Electric car company Faraday Future looks on course to launch its first model later this year after it received £1.5 billion worth of investment from a Hong Kong holding company.
The money, supplied by Evergrande Health, adds to the £750 million Faraday Future raised last year by selling off shares. The cash injection means plans to put the FF 91 electric SUV (above), a future rival to the Tesla Model S, into production can go forward. Faraday Future CEO Jia Yueting has said this will take place later this year.
The FF 91 is powered by a 130kWh battery and uses Faraday Future's patented Echelon Inverter, which the company claims can transform more energy while using less space than existing inverters.
The car is claimed to be capable of gaining 500 miles worth of charge per hour and comes with a home charger that can fill the battery to 50% in less than 4.5 hours at 240V. Faraday Future predicts the car will offer a range of more than 435 miles on the New European Driving Cycle (NEDC) test.
The FF 91 will first be launched in China and the US, with production for each market handled within each country. Faraday Future is set to open facilities in Hanford, California and Nansha, Guangzhou. The former is an existing plant that is being refurbished. It replaces plans for an all-new site in Nevada, Texas, which took a hit when construction contractor AECOM claimed a payment of $21m (£16m) was late.
Securing investment has turned Faraday Future off the worrying path it was on last year. The firm lost several high-level executives in close succession, casting doubt on its future. Former chief financial officer Stefan Krause resigned in October and chief technology officer Ulrich Kranz’s contract was terminated.

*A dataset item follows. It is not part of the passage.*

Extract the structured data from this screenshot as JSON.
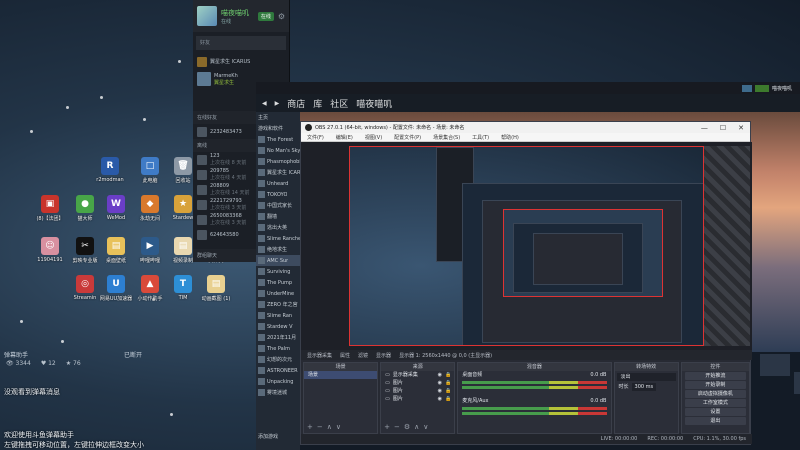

Faraday Future said that these changes had no impact upon its ongoing research and development process. It also showed no signs of slowing demand for its FF 91, which has already received more than 64,000 orders.